Search the data below, and report every line in which "message" occurs.

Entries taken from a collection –
______
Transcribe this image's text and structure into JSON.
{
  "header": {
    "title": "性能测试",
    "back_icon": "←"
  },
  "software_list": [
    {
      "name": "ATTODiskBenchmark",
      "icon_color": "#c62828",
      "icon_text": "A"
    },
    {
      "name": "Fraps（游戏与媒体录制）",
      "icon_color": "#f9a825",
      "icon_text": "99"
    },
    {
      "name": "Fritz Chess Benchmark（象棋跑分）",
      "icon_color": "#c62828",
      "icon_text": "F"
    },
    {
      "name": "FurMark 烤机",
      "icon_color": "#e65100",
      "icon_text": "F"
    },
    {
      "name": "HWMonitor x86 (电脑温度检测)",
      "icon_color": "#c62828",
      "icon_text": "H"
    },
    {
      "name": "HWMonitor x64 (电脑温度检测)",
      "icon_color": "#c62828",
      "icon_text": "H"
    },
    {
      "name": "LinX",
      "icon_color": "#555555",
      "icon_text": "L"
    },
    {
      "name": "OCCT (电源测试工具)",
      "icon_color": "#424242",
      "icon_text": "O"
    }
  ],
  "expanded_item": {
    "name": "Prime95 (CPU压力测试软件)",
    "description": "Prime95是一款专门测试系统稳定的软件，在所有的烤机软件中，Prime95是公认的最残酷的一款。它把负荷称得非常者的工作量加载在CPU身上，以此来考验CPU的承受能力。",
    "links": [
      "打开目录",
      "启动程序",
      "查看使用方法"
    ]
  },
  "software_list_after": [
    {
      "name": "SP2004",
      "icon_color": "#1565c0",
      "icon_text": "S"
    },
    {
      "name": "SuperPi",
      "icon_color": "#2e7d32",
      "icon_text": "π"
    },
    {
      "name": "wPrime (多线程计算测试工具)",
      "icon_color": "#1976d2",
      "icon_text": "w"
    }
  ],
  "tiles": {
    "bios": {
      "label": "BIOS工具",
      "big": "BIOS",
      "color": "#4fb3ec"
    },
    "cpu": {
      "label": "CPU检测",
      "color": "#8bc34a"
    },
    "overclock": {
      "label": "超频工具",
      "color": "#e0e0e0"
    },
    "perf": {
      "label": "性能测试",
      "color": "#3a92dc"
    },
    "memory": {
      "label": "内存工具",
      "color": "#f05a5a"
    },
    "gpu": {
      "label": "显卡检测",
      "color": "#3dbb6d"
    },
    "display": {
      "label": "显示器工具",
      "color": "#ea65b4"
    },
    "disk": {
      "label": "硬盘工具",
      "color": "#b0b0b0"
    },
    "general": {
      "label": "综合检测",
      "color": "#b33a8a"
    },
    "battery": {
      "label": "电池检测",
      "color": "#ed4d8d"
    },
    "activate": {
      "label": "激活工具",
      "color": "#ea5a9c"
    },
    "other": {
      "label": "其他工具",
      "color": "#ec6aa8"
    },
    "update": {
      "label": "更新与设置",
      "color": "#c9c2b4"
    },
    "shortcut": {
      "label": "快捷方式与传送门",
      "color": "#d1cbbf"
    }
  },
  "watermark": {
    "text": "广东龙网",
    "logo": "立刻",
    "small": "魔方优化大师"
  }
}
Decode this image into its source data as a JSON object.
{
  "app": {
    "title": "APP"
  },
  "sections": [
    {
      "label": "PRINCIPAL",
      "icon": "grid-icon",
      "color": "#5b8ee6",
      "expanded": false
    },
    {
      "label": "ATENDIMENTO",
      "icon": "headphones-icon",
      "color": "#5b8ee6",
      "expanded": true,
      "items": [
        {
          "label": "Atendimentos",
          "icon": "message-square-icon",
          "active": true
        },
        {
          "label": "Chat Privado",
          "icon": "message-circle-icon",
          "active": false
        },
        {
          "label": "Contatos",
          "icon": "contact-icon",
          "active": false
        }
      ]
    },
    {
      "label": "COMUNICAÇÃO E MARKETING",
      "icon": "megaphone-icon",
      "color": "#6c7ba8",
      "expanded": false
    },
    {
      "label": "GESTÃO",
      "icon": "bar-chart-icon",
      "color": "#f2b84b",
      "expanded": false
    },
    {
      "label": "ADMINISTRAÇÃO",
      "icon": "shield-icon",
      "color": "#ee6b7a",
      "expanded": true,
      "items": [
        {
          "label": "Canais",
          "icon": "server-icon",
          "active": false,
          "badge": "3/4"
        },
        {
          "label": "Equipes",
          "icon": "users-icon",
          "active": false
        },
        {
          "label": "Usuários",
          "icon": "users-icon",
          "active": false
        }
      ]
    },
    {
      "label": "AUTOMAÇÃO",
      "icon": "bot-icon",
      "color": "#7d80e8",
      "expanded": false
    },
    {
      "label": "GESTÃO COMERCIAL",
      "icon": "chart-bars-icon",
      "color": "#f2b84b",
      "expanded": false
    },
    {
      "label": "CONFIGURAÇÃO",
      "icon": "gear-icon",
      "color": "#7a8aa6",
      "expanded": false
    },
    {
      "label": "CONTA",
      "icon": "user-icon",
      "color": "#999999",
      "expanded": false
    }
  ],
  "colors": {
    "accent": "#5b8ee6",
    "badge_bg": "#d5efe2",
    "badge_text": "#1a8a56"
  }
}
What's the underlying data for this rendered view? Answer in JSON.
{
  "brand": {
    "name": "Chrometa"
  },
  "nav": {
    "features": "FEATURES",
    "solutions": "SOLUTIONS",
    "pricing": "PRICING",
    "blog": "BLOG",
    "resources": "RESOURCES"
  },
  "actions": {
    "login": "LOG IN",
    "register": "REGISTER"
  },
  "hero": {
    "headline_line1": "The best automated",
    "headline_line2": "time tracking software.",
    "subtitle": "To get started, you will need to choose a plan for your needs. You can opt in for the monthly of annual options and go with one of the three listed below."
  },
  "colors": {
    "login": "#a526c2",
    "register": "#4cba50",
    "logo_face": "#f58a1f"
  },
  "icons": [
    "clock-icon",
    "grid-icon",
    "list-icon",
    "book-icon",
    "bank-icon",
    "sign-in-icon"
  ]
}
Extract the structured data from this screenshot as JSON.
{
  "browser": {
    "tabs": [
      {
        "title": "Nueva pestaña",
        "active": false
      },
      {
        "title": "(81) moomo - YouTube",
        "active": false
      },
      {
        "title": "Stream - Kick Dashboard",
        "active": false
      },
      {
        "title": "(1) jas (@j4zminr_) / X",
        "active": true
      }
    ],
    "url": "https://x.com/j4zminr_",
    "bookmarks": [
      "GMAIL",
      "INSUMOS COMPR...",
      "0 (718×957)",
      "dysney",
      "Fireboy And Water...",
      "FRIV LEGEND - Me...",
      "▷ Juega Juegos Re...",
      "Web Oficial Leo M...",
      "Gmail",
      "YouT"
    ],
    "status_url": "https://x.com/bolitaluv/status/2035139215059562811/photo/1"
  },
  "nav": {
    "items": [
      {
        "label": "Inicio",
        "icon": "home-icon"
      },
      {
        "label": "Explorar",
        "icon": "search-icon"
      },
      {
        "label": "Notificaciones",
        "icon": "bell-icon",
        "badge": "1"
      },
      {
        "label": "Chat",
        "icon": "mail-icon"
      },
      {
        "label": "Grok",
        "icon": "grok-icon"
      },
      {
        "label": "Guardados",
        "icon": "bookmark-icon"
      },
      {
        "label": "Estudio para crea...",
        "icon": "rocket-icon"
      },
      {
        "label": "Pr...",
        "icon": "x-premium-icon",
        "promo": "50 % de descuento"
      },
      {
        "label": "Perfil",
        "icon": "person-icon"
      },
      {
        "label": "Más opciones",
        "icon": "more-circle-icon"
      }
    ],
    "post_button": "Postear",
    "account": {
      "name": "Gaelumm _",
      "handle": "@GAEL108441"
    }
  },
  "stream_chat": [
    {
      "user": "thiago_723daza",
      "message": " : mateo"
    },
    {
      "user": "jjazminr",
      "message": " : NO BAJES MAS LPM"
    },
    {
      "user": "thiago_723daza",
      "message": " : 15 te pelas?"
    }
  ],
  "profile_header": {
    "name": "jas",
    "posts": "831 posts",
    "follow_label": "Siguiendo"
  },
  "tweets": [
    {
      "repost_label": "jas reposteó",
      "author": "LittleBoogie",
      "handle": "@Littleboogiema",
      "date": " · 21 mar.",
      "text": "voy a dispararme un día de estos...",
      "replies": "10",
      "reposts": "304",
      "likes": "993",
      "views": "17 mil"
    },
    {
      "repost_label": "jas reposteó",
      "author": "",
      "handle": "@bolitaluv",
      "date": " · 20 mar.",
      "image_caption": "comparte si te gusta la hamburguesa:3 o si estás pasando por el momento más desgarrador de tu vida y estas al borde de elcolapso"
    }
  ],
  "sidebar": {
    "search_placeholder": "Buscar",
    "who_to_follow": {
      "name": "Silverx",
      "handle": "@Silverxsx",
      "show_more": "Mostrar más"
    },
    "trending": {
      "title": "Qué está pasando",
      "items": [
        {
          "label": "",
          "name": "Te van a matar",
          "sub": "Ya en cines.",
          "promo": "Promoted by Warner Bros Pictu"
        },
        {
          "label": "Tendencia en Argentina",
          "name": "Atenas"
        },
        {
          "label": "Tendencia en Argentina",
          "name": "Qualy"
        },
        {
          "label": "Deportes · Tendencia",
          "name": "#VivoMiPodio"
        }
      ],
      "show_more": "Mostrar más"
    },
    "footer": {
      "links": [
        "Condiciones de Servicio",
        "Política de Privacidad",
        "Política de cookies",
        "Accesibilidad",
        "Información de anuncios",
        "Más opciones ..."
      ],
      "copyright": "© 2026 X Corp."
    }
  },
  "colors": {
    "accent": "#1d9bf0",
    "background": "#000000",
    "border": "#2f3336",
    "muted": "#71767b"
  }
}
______
Answer to this task –
          "icon": "message-square-icon",
          "icon": "message-circle-icon",
      "message": " : mateo"
      "message": " : NO BAJES MAS LPM"
      "message": " : 15 te pelas?"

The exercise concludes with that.